Supplies of euros at automatic teller machines in Italy are likely to run out Tuesday as Italians rushed to withdraw the new currency.
Just two hours after midnight, 1,400 withdrawals had been registered at the Banca di Roma. Thousands of people, mainly youngsters, were curious to see what the new currency looked like.
"I wanted to check if it was all true," said Sabrina Fortunato after withdrawing 100 euros in Milan. "Until yesterday I thought it was all a strange dream, the fact that we would have a single currency to spend throughout Europe".
In his end of year address to the nation, Italy's president, Carlo Azeglio Ciampi, hailed the arrival of the common European currency as a symbol of peace and unity. "Over and above its economic impact," Mr. Ciampi said, "it is a great sign of peace. It is concrete and definitive proof of the solemn pledge Europeans have taken to live together".
The president acknowledged that the outgoing Italian currency, the lira, would be remembered with some nostalgia. Though Italy is considered the most ardent supporter of European integration, many Italians say they will miss their currency with its many zeros. Others however admit that a single currency will make life easier, especially when traveling in Europe.
To pay homage to the lira, it has been proposed that a specific day every year be proclaimed Lira Day. The most likely date is February 28, the last day the old currency will circulate.

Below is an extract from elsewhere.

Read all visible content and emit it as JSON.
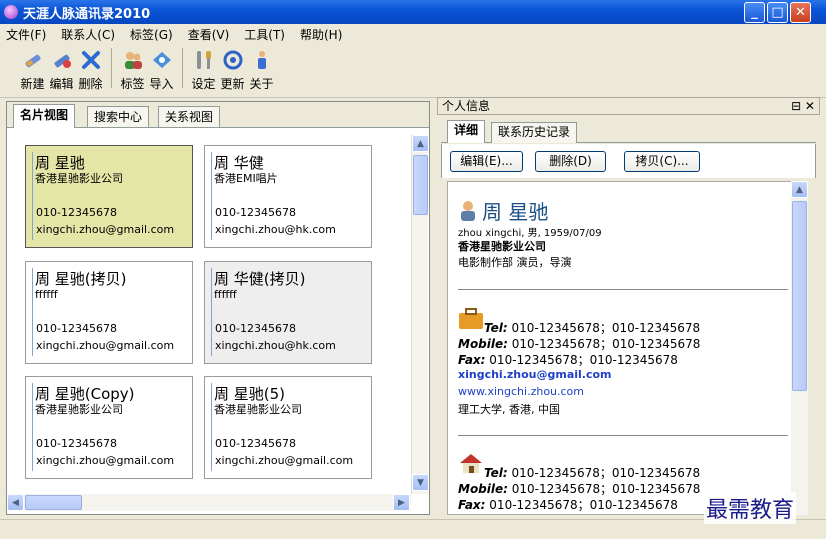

In addition, a group called the Third Millennium Celebrations Committee, backed by Italian film stars and VIPs, is planning to build a huge monument to the lira out of coins. Italians can take part in a competition to design the monument, which is due to be installed outside the Bank of Italy in Rome on Jan 1, 2003.